Ticketmaster Summer in Stages

Mojo


Theatre-Rites, Barbican Bite 11
Silk Street Theatre
(2011)

Leo Altarelli, Adriano Adewale, Clemmie Sveaas and Cody Choi in Mojo, photocredit Phil Conrad

The wonderful Theatre-Rites, whom I have admired and adored for many years, brings a show for all the family, age five and above, to a venue that seemed to have lost its Mojo on the Saturday before Christmas—the place half-deserted, no buzz, no spirit. And no drink or food allowed into the theatre—a bit tricky that with little ones resorting to cramming treats into mouths at the door or delaying gratification.

Artificial resuscitation a difficult ‘ask’ for the talented company, who work very hard, when the theatre is half empty, the audience polite and there are very few children. What is going on? Where is the loyal audience? My seven-year-old companion, who loved Mischief (Peacock Theatre 2009) and was looking forward to Mojo, was disappointed: ‘I think Mischief was better’.
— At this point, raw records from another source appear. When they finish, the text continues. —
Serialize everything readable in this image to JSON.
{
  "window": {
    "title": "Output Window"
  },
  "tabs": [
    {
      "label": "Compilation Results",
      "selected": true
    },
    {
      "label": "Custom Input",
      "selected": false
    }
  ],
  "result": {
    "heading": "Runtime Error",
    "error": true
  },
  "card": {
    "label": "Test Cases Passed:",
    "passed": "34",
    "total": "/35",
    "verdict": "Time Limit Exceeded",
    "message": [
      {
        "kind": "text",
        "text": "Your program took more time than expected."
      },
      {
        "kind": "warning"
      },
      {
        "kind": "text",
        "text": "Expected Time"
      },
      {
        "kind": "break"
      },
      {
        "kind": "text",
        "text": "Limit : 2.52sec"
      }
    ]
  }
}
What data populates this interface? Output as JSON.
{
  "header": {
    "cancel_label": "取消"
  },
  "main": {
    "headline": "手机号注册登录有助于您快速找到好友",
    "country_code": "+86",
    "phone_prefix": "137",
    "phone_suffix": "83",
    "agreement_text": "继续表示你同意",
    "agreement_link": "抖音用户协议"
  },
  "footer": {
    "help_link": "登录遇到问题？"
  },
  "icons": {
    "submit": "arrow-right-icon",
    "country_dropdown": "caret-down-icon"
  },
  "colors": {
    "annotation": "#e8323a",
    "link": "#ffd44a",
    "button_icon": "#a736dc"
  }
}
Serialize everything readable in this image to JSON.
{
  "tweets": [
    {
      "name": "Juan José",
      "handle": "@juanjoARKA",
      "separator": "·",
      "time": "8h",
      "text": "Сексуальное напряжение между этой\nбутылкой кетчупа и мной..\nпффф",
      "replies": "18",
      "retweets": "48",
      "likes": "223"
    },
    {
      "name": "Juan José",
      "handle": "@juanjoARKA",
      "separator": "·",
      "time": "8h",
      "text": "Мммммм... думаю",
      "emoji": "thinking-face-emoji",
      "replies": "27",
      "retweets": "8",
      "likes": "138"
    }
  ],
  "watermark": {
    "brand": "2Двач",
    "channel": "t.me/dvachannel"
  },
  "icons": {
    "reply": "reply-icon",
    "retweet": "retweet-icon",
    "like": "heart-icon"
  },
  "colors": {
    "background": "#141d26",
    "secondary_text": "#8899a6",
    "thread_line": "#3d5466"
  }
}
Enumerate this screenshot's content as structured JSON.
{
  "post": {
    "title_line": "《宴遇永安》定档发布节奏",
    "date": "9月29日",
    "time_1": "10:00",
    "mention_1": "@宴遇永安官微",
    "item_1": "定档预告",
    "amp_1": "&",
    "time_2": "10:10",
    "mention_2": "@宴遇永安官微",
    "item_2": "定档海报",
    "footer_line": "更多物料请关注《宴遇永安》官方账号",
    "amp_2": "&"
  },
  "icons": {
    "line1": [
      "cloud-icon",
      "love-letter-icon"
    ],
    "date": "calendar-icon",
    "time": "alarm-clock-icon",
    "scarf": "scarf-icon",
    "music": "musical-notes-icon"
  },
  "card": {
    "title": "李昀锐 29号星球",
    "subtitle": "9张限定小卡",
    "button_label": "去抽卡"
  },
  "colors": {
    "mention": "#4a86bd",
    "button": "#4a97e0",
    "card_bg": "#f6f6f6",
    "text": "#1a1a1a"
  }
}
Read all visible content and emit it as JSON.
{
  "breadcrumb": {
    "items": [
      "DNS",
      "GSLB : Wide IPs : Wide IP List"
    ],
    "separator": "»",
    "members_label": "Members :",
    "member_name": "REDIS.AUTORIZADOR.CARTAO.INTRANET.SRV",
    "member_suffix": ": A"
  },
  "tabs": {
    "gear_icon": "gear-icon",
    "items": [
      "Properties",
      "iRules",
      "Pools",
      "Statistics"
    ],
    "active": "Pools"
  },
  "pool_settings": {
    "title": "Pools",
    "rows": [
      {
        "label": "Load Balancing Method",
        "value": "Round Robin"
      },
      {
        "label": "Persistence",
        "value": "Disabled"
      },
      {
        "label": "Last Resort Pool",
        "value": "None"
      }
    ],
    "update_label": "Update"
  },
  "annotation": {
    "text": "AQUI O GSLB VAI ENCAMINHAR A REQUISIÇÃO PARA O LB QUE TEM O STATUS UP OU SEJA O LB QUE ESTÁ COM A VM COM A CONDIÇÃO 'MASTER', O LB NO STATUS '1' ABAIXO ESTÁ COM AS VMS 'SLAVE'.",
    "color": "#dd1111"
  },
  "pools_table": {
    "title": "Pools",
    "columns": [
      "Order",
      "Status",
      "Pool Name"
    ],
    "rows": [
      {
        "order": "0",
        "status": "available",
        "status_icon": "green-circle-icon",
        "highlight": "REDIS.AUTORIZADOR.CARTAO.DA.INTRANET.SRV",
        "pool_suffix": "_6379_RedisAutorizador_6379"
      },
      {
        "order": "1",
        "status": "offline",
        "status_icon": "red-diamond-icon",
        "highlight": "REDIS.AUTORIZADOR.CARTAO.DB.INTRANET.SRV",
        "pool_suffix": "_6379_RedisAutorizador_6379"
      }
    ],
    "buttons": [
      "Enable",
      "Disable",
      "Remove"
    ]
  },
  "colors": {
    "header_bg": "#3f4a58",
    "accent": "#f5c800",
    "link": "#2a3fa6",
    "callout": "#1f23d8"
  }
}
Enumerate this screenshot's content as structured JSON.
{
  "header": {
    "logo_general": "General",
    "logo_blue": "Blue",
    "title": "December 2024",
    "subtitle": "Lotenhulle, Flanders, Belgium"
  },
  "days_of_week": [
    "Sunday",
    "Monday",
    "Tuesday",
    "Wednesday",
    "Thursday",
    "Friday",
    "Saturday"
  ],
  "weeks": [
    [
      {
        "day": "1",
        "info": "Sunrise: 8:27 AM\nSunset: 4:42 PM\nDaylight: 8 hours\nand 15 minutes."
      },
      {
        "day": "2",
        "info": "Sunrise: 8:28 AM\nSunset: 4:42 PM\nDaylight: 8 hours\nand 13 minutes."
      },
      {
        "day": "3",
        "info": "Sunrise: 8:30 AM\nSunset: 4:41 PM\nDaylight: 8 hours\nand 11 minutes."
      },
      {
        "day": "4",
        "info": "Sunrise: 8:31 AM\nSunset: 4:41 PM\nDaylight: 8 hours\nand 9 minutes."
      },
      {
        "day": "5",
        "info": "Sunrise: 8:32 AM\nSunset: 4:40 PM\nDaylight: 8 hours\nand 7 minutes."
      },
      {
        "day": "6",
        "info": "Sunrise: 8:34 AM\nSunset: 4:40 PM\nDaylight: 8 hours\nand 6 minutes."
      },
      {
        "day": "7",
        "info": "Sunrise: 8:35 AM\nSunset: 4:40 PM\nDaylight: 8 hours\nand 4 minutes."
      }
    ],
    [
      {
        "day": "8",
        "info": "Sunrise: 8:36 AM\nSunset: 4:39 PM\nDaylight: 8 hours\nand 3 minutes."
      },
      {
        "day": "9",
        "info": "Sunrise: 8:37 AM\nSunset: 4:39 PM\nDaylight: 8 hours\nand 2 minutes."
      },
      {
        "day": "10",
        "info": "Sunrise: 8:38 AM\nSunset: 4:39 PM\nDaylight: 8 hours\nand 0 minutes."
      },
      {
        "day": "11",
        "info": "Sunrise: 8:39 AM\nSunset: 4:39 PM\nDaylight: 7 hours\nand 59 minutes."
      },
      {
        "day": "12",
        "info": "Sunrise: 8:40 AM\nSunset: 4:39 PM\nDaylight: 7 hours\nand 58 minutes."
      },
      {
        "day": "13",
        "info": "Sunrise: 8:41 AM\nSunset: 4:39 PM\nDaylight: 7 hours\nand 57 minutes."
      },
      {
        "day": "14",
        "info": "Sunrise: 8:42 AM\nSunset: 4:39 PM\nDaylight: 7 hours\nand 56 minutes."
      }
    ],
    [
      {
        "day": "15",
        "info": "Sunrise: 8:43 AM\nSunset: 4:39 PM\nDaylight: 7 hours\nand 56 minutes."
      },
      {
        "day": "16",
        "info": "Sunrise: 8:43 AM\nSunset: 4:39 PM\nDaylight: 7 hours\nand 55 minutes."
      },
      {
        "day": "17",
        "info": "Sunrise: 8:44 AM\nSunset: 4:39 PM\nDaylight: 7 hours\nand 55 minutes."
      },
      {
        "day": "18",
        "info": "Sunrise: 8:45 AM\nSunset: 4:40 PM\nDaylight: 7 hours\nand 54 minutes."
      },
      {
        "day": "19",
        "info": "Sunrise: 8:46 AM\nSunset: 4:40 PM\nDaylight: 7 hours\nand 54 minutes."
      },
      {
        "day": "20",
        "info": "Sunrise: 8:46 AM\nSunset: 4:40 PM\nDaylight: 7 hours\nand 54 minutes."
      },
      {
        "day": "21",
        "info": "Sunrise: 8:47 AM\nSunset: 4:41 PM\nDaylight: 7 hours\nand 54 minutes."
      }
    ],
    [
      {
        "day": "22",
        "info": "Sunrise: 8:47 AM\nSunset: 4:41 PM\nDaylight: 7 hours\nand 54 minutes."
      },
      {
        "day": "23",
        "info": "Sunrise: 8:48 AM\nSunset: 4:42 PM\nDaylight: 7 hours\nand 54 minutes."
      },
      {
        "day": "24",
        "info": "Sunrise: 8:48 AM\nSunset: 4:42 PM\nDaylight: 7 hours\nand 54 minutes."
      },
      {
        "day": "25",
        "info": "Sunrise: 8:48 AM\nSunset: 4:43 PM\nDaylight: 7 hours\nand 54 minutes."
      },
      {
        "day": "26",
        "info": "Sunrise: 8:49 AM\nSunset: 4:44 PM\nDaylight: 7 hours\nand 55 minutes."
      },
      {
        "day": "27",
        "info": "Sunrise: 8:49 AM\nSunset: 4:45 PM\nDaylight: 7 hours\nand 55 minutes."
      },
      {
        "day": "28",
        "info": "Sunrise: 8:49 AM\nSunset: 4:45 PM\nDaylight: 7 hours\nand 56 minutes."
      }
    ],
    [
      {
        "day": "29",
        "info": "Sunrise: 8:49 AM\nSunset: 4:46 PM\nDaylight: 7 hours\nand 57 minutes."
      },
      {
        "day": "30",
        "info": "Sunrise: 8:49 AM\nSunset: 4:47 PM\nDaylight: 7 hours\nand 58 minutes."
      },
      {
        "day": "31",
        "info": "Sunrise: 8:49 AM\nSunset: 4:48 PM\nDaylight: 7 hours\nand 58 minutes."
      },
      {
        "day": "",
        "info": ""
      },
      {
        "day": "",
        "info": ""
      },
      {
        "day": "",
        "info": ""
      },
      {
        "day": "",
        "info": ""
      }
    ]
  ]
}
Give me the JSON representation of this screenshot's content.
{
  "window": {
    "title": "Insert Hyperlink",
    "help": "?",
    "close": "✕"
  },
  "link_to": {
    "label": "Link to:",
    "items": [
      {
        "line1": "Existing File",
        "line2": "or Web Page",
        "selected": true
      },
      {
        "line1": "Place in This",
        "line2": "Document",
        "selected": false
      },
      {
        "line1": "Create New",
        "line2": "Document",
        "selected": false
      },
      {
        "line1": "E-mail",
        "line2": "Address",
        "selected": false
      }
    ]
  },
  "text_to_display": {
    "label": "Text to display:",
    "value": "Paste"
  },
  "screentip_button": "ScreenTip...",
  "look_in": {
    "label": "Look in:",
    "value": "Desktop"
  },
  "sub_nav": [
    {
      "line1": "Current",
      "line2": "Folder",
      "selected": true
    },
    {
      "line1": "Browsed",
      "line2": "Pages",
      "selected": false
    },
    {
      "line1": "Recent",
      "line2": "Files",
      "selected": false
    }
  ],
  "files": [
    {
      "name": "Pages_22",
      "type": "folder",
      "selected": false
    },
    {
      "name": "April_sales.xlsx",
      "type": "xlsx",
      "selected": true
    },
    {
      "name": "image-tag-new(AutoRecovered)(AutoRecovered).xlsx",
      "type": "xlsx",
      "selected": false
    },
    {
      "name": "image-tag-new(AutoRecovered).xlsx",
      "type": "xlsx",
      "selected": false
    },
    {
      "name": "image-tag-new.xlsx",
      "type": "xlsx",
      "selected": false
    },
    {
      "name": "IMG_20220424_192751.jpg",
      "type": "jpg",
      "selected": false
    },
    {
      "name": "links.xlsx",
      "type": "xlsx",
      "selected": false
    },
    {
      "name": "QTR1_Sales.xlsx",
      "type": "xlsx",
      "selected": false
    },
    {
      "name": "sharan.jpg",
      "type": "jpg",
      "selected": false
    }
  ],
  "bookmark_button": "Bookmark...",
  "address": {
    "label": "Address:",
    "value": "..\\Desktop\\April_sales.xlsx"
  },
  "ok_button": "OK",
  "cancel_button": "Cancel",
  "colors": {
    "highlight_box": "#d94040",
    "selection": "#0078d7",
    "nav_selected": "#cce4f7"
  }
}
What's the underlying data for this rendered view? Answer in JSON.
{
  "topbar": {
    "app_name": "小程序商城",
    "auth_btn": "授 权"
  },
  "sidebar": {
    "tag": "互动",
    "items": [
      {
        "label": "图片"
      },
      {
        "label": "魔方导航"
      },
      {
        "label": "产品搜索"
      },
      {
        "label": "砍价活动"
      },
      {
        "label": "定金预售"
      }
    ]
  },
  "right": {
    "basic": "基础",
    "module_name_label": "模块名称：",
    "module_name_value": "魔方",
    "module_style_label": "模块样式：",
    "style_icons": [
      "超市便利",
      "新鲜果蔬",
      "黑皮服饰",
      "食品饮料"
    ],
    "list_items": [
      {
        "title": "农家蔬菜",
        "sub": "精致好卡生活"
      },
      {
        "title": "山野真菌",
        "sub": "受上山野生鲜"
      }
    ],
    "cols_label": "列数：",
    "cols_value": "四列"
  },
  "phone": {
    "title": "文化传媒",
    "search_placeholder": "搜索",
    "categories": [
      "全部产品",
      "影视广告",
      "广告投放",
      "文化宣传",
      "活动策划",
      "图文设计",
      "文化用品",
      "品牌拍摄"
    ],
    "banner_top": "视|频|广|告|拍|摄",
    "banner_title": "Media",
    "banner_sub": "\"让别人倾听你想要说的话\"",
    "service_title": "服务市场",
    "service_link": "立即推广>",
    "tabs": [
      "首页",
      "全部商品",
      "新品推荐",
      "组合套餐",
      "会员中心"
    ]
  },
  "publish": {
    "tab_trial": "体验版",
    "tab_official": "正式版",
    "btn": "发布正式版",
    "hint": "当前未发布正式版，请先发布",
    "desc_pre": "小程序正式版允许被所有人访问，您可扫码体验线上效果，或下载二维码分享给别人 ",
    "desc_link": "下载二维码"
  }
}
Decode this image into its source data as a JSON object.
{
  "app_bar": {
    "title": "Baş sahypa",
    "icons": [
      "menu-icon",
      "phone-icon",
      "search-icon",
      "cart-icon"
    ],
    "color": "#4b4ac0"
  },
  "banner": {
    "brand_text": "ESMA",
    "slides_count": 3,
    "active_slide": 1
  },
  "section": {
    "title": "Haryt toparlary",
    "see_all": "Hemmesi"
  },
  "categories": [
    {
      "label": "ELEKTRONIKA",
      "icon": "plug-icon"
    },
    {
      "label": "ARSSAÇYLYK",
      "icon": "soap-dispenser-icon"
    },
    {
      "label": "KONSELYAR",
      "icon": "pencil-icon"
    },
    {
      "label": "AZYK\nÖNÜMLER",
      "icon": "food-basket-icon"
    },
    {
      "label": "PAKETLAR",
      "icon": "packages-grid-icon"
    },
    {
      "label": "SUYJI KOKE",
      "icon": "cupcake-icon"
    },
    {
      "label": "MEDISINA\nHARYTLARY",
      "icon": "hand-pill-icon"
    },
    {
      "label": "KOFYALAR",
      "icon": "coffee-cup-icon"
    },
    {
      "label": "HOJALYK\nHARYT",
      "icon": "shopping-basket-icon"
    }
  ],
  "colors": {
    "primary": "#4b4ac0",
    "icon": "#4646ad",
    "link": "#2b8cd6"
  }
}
That said, the show, a mix of music, dance, simple magic tricks and puppetry, is beautiful to look at. Peter Mumford’s set and lighting designs prove that less is more. A simply framed black space, outlined in lights that change colour and change the shape of the stage from tiny doorways to cinemascope.

His multi-purpose, shiny, black, tilting, trapezoid, polygon revolve is an ingenious work of art as well as a slick, practical prop. Triangular trap doors open and it bursts into flower. Burrow holes, stepping stones, bathing pools are conjured.

Frames within frames, from which step puppets and their handlers. Basic geometric shapes that turn into birds, large people ants and a six-legged monster spider. Growing up and finding your Mojo is what this show purports to be about.

A baby (circle, square and four triangles) becomes a sweet little girl, who then grows (elongating cone) into a moody teenager. Lots of handy cones… the three-cone vanishing trick momentarily grabs attention. Circles are hoops, trampolines, and black holes.

Maths and measuring, but also rhythm and beat, a pendulum ball swings to a metronome tick. Playing their own compositions, Adriano Adewale on percussion, Leo Altarelli on trumpet, both are exceptional, but then they bring out the ukelele, guitar, harmonica, Jewish harp, xylophone and tuba.

The language of music is universal, but the drumbeat speaks of many things. It beats life into imaginary beings, as the dancer performers try to summon up ‘magic and mystery before your eyes’. A baby surfing on a tiny xylophone gets a laugh.

Imaginative play, carnival spirit, cheerleading sponge strip pom-poms that turn into a garden of multi-coloured trees, bushes and grasses, tap dancing on boxes, jungle rhythms, and rock music, yet somehow the performers fail to ignite the audience.

There was no earthly reason why the show did not catch on this particular night, the ingredients were fine, but that special something was missing. Maybe director Sue Buckmaster, and co-director and choreographer Arthur Pita, in trying to please everyone, lost sight of theatrical dynamic… didn’t anticipate passivity…

An incredibly passive audience seemed resistant to the charm of the lovely people on stage. The eighty-minute show could probably do with losing ten minutes. Just when my young companion had had enough (‘what are they doing?’) and was clock-watching, audience participation came too late and too little.

Sadly, we didn’t find our Mojo, as the party appeared to be going on elsewhere…

Till 31st December 2011

Reviewer: Vera Liber